The courts have to take all of the facts of the case into consideration before they make their ruling and final decision. The parents and the court system should all focus on the child’s best interests throughout the custody and visitation proceedings.

Unmarried Father’s Rights

Any father who isn’t married to the child’s mother at the time of the birth has no legal rights to the child until they establish paternity under Arizona law. You can establish paternity through an affidavit (agreement) between both the mother and the father. There is also the option to get a court order to try and establish paternity with a test, and from that, establish rights for the unmarried father.

Arizona law allows an unmarried mother to make more significant decisions with regards to the child’s education, medical treatment, and religious training without seeking the father’s approval or without his consent. This changes if the father decides to seek his parental rights.

Custodial Interference

For unmarried fathers in Arizona who don’t go through the process of establishing paternity, custodial interference is a very real possibility. For example, you take your daughter to the park to play like you have hundreds of times before. You help her on the slide and push her on the swing. Suddenly, a police car pulls up and asks you for your ID.

Once you show it, the officer arrests you and tells you that they’re charging you with custodial interference. The police take your daughter away and give her back to her mother. You and the mother argued this morning before you took your daughter to the park. As a result, she called the police on you after you left to get her daughter back.

Is this legal? If you’re unmarried, it might be. If you’re not married to your child’s mother and you don’t establish paternity, you have no rights to that child. Now, if you had established paternity, this wouldn’t be legal.

FAQs Regarding Father’s Rights

There are several frequently asked questions people have regarding father’s rights in Arizona. We picked out the most popular questions and answered them below.

Your significant other just had a baby. What are your rights if you’re not married?

You have no rights until you establish paternity. This doesn’t mean that you should be denied time with the child. If one or both parties dispute custody, a court will include a review of how both the mother and father treated one another with regards to access to the child.

If one parent decides to deny access without having a good reason, the court will review it later when they’re deciding the best custody arrangements.
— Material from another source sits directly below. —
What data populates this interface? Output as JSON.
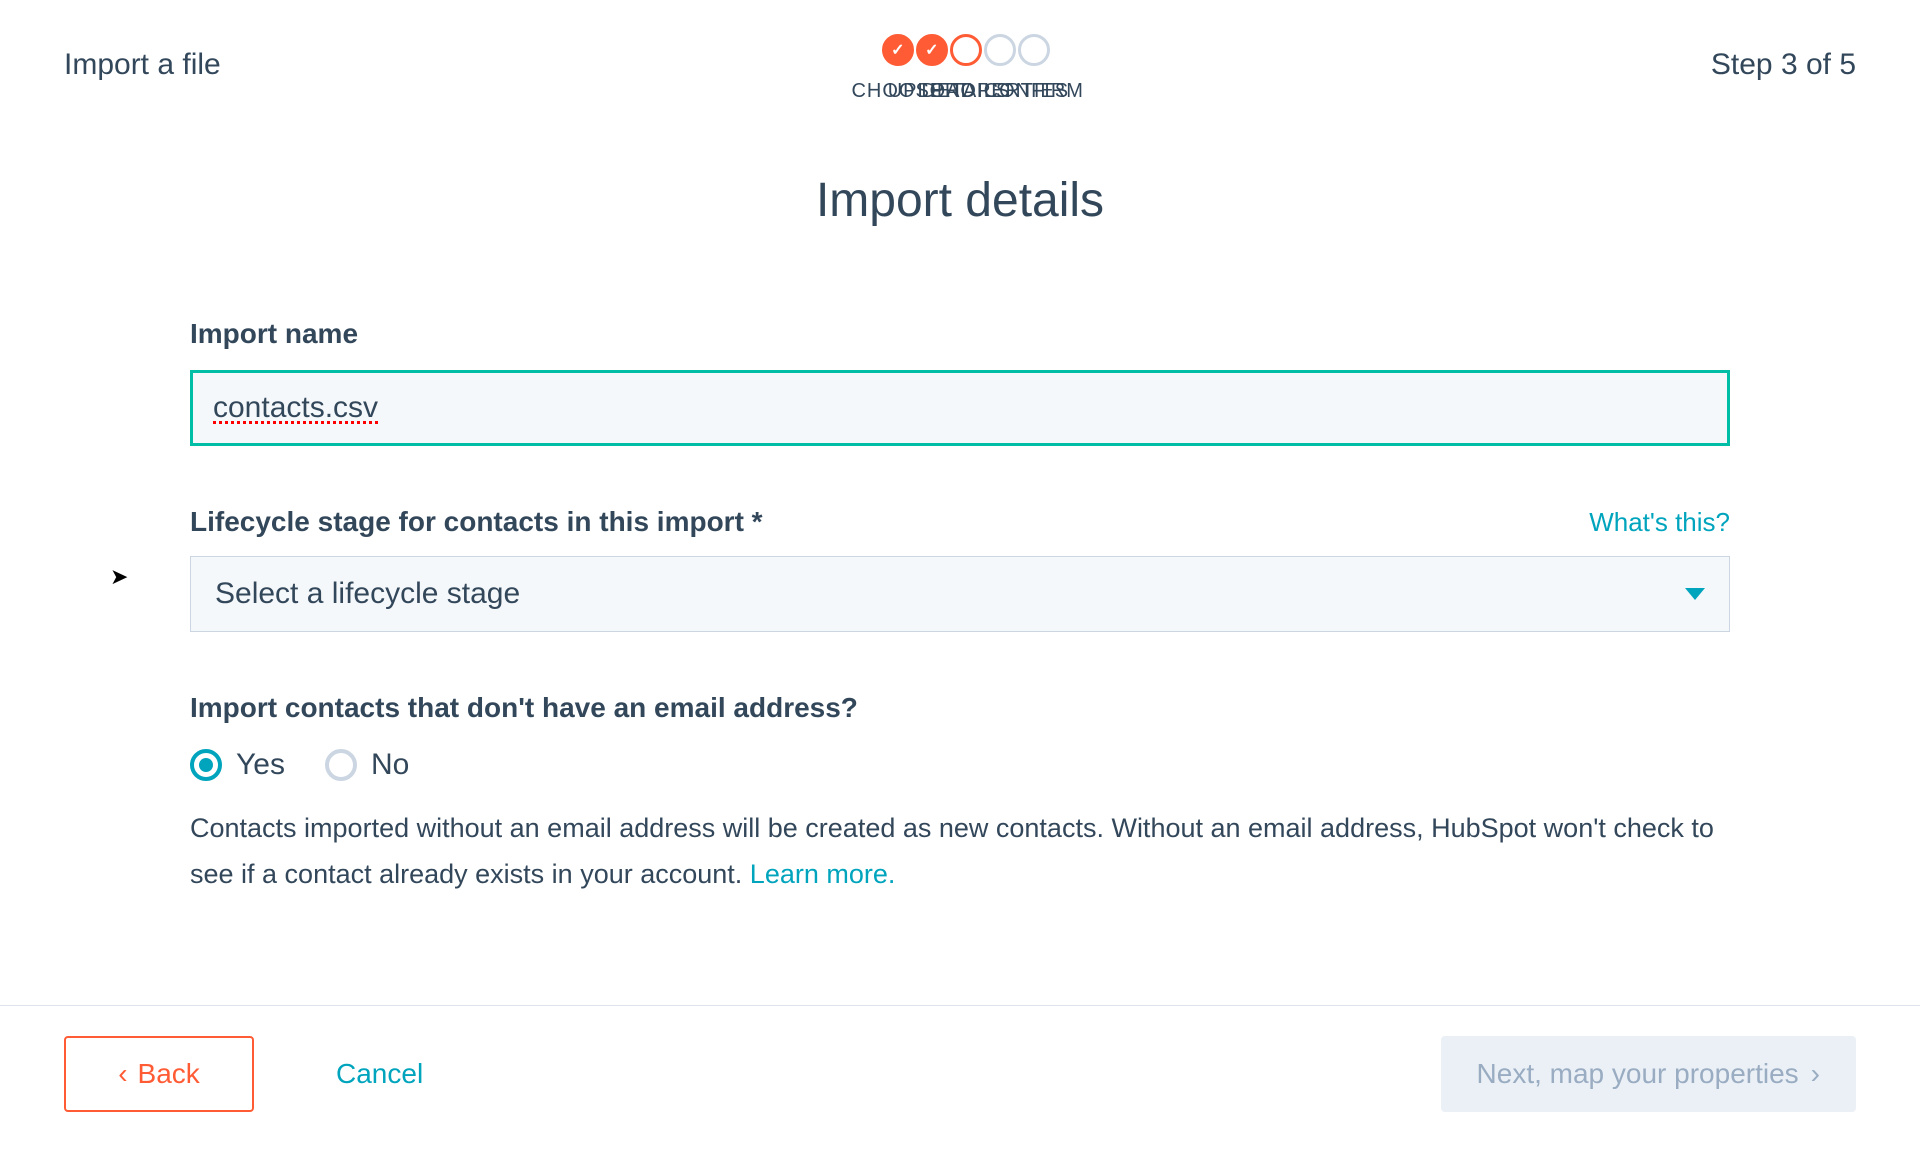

Good reasons for denying one parent access to the child include child abuse, drug abuse, domestic violence, or untreated mental illness.

Does the child’s age matter?

Whether they are six months or sixteen, the age won’t impact a judge’s decision. As long as they are a minor, you can dispute custody or seek visitation rights. You’re free to establish paternity starting at birth and going up to the time the child turns 18.

If you get a paternity test, will you have to pay child support?

Yes. Every parent has to pay for their child until they turn 18, and it doesn’t matter if the child lives with you or not. Non-custodial parents are the ones who typically pay child support to the custodial parent to help support their child.

You have your name on the birth certificate, and the hospital staff signed it; does that prove paternity?

As long as the mother or another party doesn’t contest your name on the birth certificate, yes. A signed birth certificate is enough to establish paternity.

Can you establish paternity without involving a court or government agency?

Yes. You can draft a legally binding agreement that both you and the mother sign without going to the court. However, you can’t claim this is a court order unless a judge signs off on the agreement you set up.

Is submitting paternity paperwork to the state of Arizona free?

No. Arizona charges a filing fee. The amount depends on what paperwork you want to submit to establish paternity. If you have trouble affording this fee, a court can waive it if you request it.

Find Out More About Father’s Rights

Do you want to know more about your rights? Maybe you need an attorney to help guide you through the process of establishing paternity. If so, you can reach out and contact us. We’re happy to set up a consultation today!